In deuterated benzene ($99\%$) the residual protio peak is a singlet at $\pu{7.16 ppm}$. This however doesn't make sense since the protons will be randomly distributed among various benzene molecules. Therefore there won't be a mixture of $99$ $\ce{C6D6}$ molecules and $1$ $\ce{C6H6}$ but $94$ $\ce{C6D6}$ and $6$ $\ce{C6D5H}$. Considering that deuterium has a spin of $1$ the residual solvent peak in D6-benzene should be a septet. Any thoughts?

To a very good approximation, $$J_\ce{HD}$$ in a deuterated molecule is related to $$J_\ce{HH}$$ in the corresponding protonated molecule by the gyromagnetic ratios:

$$\frac{J_\ce{HD}}{J_\ce{HH}} = \frac{\gamma_\ce{D}}{\gamma_\ce{H}} = \frac{\pu{41.066 * 10^6 rad s-1 T-1}}{\pu{267.522 * 10^6 rad s-1 T-1}} = 0.15$$

In benzene where $$^3J_\ce{HH} = \pu{7.6 Hz}$$ and $$^4J_\ce{HH} = \pu{1.4 Hz}$$ (Reich NMR tables), we would thus have $$^3J_\ce{HD} \approx \pu{1.2 Hz}$$ and $$^4J_\ce{HD} \approx \pu{0.2 Hz}$$. The four-bond meta coupling would be all but invisible, and the three-bond ortho coupling if resolved would give rise to a $$1:2:3:2:1$$ quintet.

On a lower-field spectrometer this relatively small coupling is usually not properly resolved. A suitable window multiplication, though, will reveal all. I don't have a d6-benzene spectrum on hand, but I do have a $$\pu{500 MHz}$$ d8-toluene spectrum here. The two spectra on the left are the aromatic residual peaks, but at the bottom-left a Gaussian window function has been used to improve resolution (at the cost of signal:noise ratio). This allows us to resolve the three-bond ortho couplings of $$\pu{1.1 Hz}$$.

At the bottom-right is the signal corresponding to residual $$\ce{C6D5CD2H}$$. Since the two-bond H–D coupling has a larger magnitude ($$^2J_\ce{HD} = \pu{2.2 Hz}$$), it is much easier to resolve, and can be seen even with the normal exponential window function (which sacrifices resolution for signal:noise ratio improvement).

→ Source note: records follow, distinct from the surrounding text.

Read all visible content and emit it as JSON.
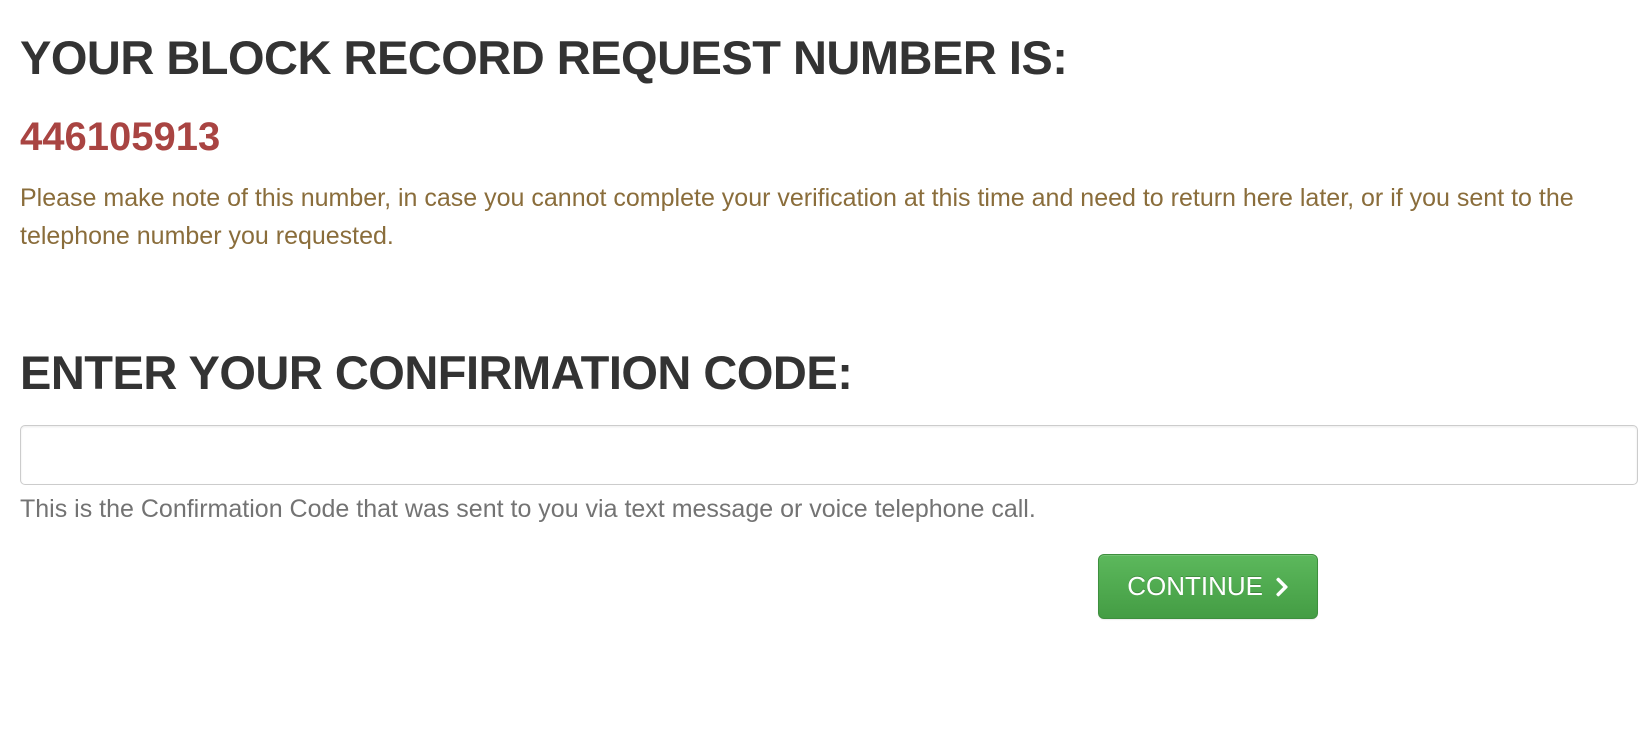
{
  "block_record": {
    "heading": "YOUR BLOCK RECORD REQUEST NUMBER IS:",
    "request_number": "446105913",
    "note": "Please make note of this number, in case you cannot complete your verification at this time and need to return here later, or if you sent to the telephone number you requested."
  },
  "confirmation": {
    "heading": "ENTER YOUR CONFIRMATION CODE:",
    "input_value": "",
    "helper": "This is the Confirmation Code that was sent to you via text message or voice telephone call."
  },
  "actions": {
    "continue_label": "CONTINUE"
  }
}
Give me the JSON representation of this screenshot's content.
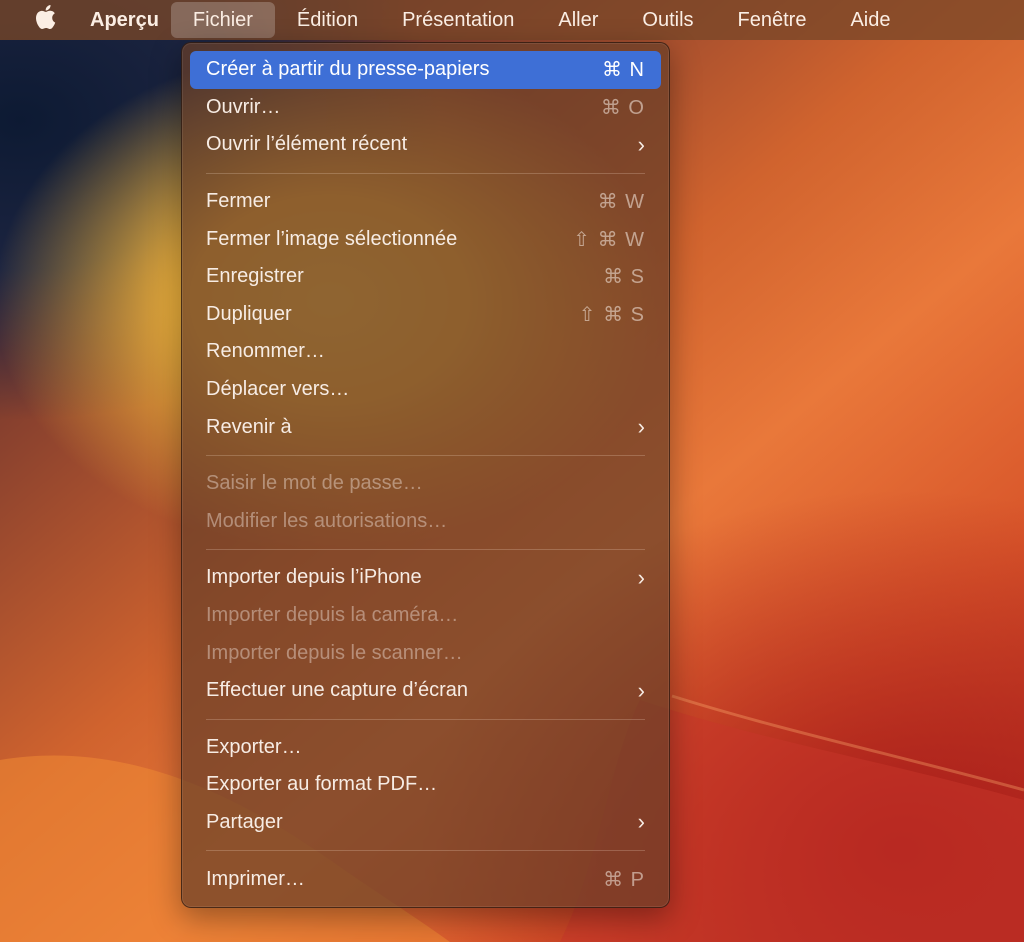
{
  "menubar": {
    "app_name": "Aperçu",
    "items": [
      {
        "label": "Fichier"
      },
      {
        "label": "Édition"
      },
      {
        "label": "Présentation"
      },
      {
        "label": "Aller"
      },
      {
        "label": "Outils"
      },
      {
        "label": "Fenêtre"
      },
      {
        "label": "Aide"
      }
    ]
  },
  "menu": {
    "groups": [
      [
        {
          "label": "Créer à partir du presse-papiers",
          "shortcut": "⌘ N"
        },
        {
          "label": "Ouvrir…",
          "shortcut": "⌘ O"
        },
        {
          "label": "Ouvrir l’élément récent",
          "submenu": "›"
        }
      ],
      [
        {
          "label": "Fermer",
          "shortcut": "⌘ W"
        },
        {
          "label": "Fermer l’image sélectionnée",
          "shortcut": "⇧ ⌘ W"
        },
        {
          "label": "Enregistrer",
          "shortcut": "⌘ S"
        },
        {
          "label": "Dupliquer",
          "shortcut": "⇧ ⌘ S"
        },
        {
          "label": "Renommer…"
        },
        {
          "label": "Déplacer vers…"
        },
        {
          "label": "Revenir à",
          "submenu": "›"
        }
      ],
      [
        {
          "label": "Saisir le mot de passe…"
        },
        {
          "label": "Modifier les autorisations…"
        }
      ],
      [
        {
          "label": "Importer depuis l’iPhone",
          "submenu": "›"
        },
        {
          "label": "Importer depuis la caméra…"
        },
        {
          "label": "Importer depuis le scanner…"
        },
        {
          "label": "Effectuer une capture d’écran",
          "submenu": "›"
        }
      ],
      [
        {
          "label": "Exporter…"
        },
        {
          "label": "Exporter au format PDF…"
        },
        {
          "label": "Partager",
          "submenu": "›"
        }
      ],
      [
        {
          "label": "Imprimer…",
          "shortcut": "⌘ P"
        }
      ]
    ]
  }
}
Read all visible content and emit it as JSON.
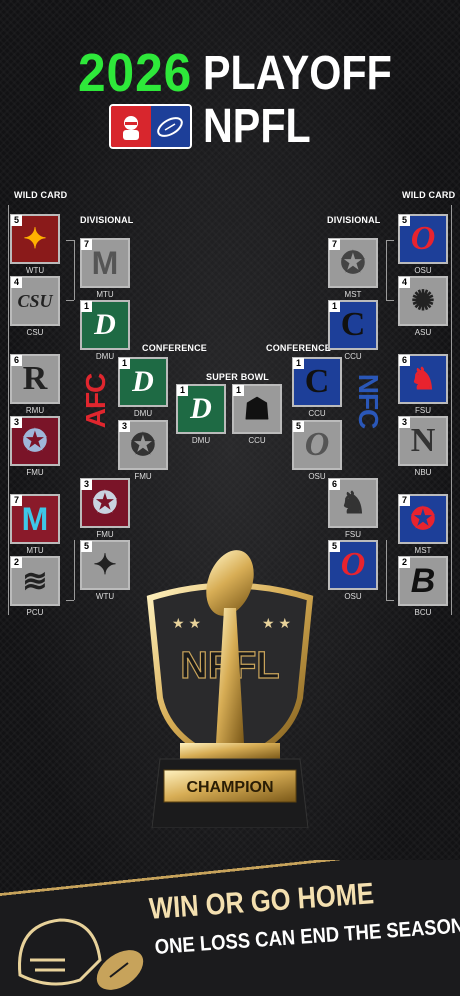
{
  "header": {
    "year": "2026",
    "word": "PLAYOFF",
    "league": "NPFL"
  },
  "rounds": {
    "wild_card": "WILD CARD",
    "divisional": "DIVISIONAL",
    "conference": "CONFERENCE",
    "super_bowl": "SUPER BOWL"
  },
  "conferences": {
    "left": "AFC",
    "right": "NFC"
  },
  "teams": {
    "afc_wc": [
      {
        "seed": "5",
        "abbr": "WTU",
        "glyph": "✦",
        "bg": "#8a1a1a",
        "fg": "#ffb000"
      },
      {
        "seed": "4",
        "abbr": "CSU",
        "glyph": "CSU",
        "bg": "#9a9a9a",
        "fg": "#222"
      },
      {
        "seed": "6",
        "abbr": "RMU",
        "glyph": "R",
        "bg": "#9a9a9a",
        "fg": "#222"
      },
      {
        "seed": "3",
        "abbr": "FMU",
        "glyph": "✪",
        "bg": "#7a1428",
        "fg": "#9fb7d9"
      },
      {
        "seed": "7",
        "abbr": "MTU",
        "glyph": "M",
        "bg": "#8a1a2a",
        "fg": "#3ec7e8"
      },
      {
        "seed": "2",
        "abbr": "PCU",
        "glyph": "≋",
        "bg": "#9a9a9a",
        "fg": "#222"
      }
    ],
    "afc_div": [
      {
        "seed": "7",
        "abbr": "MTU",
        "glyph": "M",
        "bg": "#9a9a9a",
        "fg": "#555"
      },
      {
        "seed": "1",
        "abbr": "DMU",
        "glyph": "D",
        "bg": "#1e6a44",
        "fg": "#fff"
      },
      {
        "seed": "3",
        "abbr": "FMU",
        "glyph": "✪",
        "bg": "#7a1428",
        "fg": "#c9d3e0"
      },
      {
        "seed": "5",
        "abbr": "WTU",
        "glyph": "✦",
        "bg": "#9a9a9a",
        "fg": "#222"
      }
    ],
    "afc_conf": [
      {
        "seed": "1",
        "abbr": "DMU",
        "glyph": "D",
        "bg": "#1e6a44",
        "fg": "#fff"
      },
      {
        "seed": "3",
        "abbr": "FMU",
        "glyph": "✪",
        "bg": "#9a9a9a",
        "fg": "#333"
      }
    ],
    "sb": [
      {
        "seed": "1",
        "abbr": "DMU",
        "glyph": "D",
        "bg": "#1e6a44",
        "fg": "#fff"
      },
      {
        "seed": "1",
        "abbr": "CCU",
        "glyph": "☗",
        "bg": "#9a9a9a",
        "fg": "#111"
      }
    ],
    "nfc_conf": [
      {
        "seed": "1",
        "abbr": "CCU",
        "glyph": "C",
        "bg": "#1d3f99",
        "fg": "#111"
      },
      {
        "seed": "5",
        "abbr": "OSU",
        "glyph": "O",
        "bg": "#9a9a9a",
        "fg": "#555"
      }
    ],
    "nfc_div": [
      {
        "seed": "7",
        "abbr": "MST",
        "glyph": "✪",
        "bg": "#9a9a9a",
        "fg": "#444"
      },
      {
        "seed": "1",
        "abbr": "CCU",
        "glyph": "C",
        "bg": "#1d3f99",
        "fg": "#111"
      },
      {
        "seed": "6",
        "abbr": "FSU",
        "glyph": "♞",
        "bg": "#9a9a9a",
        "fg": "#333"
      },
      {
        "seed": "5",
        "abbr": "OSU",
        "glyph": "O",
        "bg": "#1d3f99",
        "fg": "#e8232e"
      }
    ],
    "nfc_wc": [
      {
        "seed": "5",
        "abbr": "OSU",
        "glyph": "O",
        "bg": "#1d3f99",
        "fg": "#e8232e"
      },
      {
        "seed": "4",
        "abbr": "ASU",
        "glyph": "✺",
        "bg": "#9a9a9a",
        "fg": "#222"
      },
      {
        "seed": "6",
        "abbr": "FSU",
        "glyph": "♞",
        "bg": "#1d3f99",
        "fg": "#e8232e"
      },
      {
        "seed": "3",
        "abbr": "NBU",
        "glyph": "N",
        "bg": "#9a9a9a",
        "fg": "#333"
      },
      {
        "seed": "7",
        "abbr": "MST",
        "glyph": "✪",
        "bg": "#1d3f99",
        "fg": "#e8232e"
      },
      {
        "seed": "2",
        "abbr": "BCU",
        "glyph": "B",
        "bg": "#9a9a9a",
        "fg": "#111"
      }
    ]
  },
  "trophy": {
    "shield_text": "NPFL",
    "plaque": "CHAMPION"
  },
  "banner": {
    "line1": "WIN OR GO HOME",
    "line2": "ONE LOSS CAN END THE SEASON"
  },
  "colors": {
    "accent_green": "#2ee83a",
    "gold": "#c7a35b",
    "afc_red": "#e0262e",
    "nfc_blue": "#2a57b8"
  }
}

Similarly, in d6-DMSO (shown below at $$\pu{500 MHz}$$), the two-bond coupling is more easily resolved.